I had someone ask me the other day what was going on with Sing dollars (SGD)? Well… As I told them in my response… I personally think that the Sing dollar got ahead of itself… From this time last year to summer time 2011, the Sing dollar gained almost 10%… But, the Chinese renminbi (CNY) only gained 3%… So… While the Monetary Authority of Singapore (MAS) was willing to allow the Sing dollar to gain to help them with their fight against inflation, they got ahead of themselves, and allowed the Sing dollar to triple the renminbi’s gains… And that’s not a good thing for a country that competes with China for exports…
So… We’ve seen an “adjustment” in the Sing dollar to get it back in line with the renminbi… And that’s how I see it… But that doesn’t mean I don’t like Sing dollars! I like the Asian currencies (except yen) as insulation against the contagion problems in the Eurozone.
Then there was this… Things heard in 1955 (the year I was born!)
1. Have you seen the new cars coming out next year? It won’t be long before $2,000 will only buy a used one.
2. If things keep going the way they are, it’s going to be impossible to buy a week’s groceries for $10
3. If cigarettes keep going up in price, I’m going to quit, 20-cents a pack is ridiculous!
4. Did you hear the post office is thinking about charging 7-cents just to mail a letter?
5. If they raise the minimum wage to $1.00, nobody will be able to hire outside help at the store.
And the list goes on… I put these in just for fun, and to reminisce… But back then we were a republic… Not an Empire… When Benjamin Franklin was asked if we had a Republic or a Monarchy… Franklin responded… “A Republic, If You Can Keep It”…

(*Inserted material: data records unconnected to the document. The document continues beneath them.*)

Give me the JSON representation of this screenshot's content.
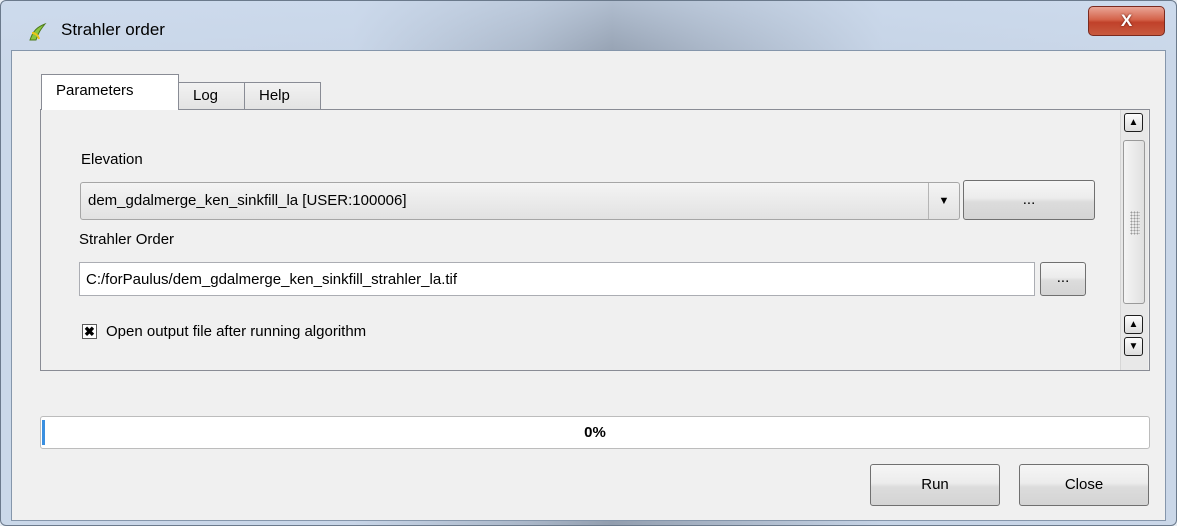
{
  "window": {
    "title": "Strahler order",
    "close_glyph": "X",
    "app_icon": "qgis-logo-icon"
  },
  "tabs": [
    {
      "label": "Parameters",
      "active": true
    },
    {
      "label": "Log",
      "active": false
    },
    {
      "label": "Help",
      "active": false
    }
  ],
  "parameters": {
    "elevation_label": "Elevation",
    "elevation_value": "dem_gdalmerge_ken_sinkfill_la [USER:100006]",
    "elevation_browse_label": "...",
    "strahler_label": "Strahler Order",
    "strahler_value": "C:/forPaulus/dem_gdalmerge_ken_sinkfill_strahler_la.tif",
    "strahler_browse_label": "...",
    "open_output_label": "Open output file after running algorithm",
    "open_output_checked": true
  },
  "progress": {
    "value": 0,
    "text": "0%",
    "fill_color": "#3a8fe0"
  },
  "buttons": {
    "run_label": "Run",
    "close_label": "Close"
  },
  "colors": {
    "close_button": "#c85a3f"
  }
}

To recap… The euro is attempting to rally this morning, but that rally is on tenterhooks, as there’s always something to knock it down. Gold lost $50 yesterday, as knuckleheads believe they don’t need gold if the dollar is rallying… Yen continues to fly under the radar, as it’s all about the euro these days…